━━ EXERCISE INPUTS ━━

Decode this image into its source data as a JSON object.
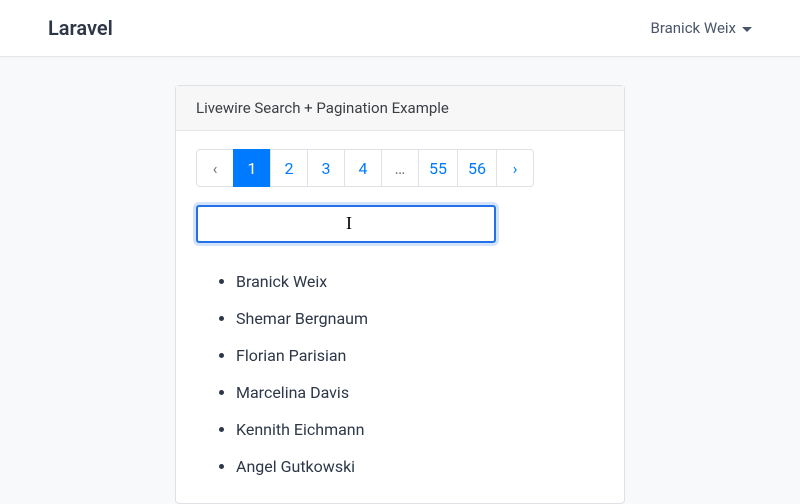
{
  "navbar": {
    "brand": "Laravel",
    "user_name": "Branick Weix"
  },
  "card": {
    "title": "Livewire Search + Pagination Example"
  },
  "pagination": {
    "prev": "‹",
    "pages": [
      "1",
      "2",
      "3",
      "4",
      "…",
      "55",
      "56"
    ],
    "active_index": 0,
    "next": "›"
  },
  "search": {
    "value": "",
    "placeholder": ""
  },
  "results": [
    "Branick Weix",
    "Shemar Bergnaum",
    "Florian Parisian",
    "Marcelina Davis",
    "Kennith Eichmann",
    "Angel Gutkowski"
  ]
}
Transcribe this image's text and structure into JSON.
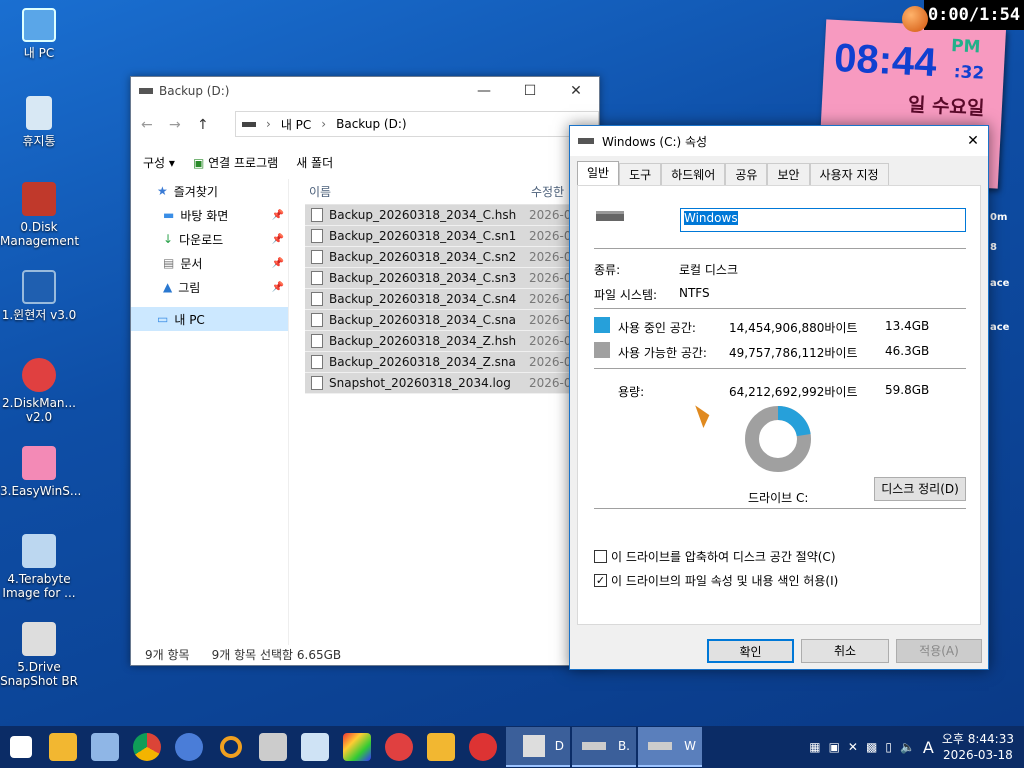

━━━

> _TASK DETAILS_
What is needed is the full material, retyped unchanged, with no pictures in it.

> _SOLUTION TO THE PROBLEM_
Decode this image into its source data as a JSON object.
{
  "navbar": {
    "brand": "Laravel",
    "user_name": "Branick Weix"
  },
  "card": {
    "title": "Livewire Search + Pagination Example"
  },
  "pagination": {
    "prev": "‹",
    "pages": [
      "1",
      "2",
      "3",
      "4",
      "…",
      "55",
      "56"
    ],
    "active_index": 0,
    "next": "›"
  },
  "search": {
    "value": "",
    "placeholder": ""
  },
  "results": [
    "Branick Weix",
    "Shemar Bergnaum",
    "Florian Parisian",
    "Marcelina Davis",
    "Kennith Eichmann",
    "Angel Gutkowski"
  ]
}
Transcribe this image's text and structure into JSON.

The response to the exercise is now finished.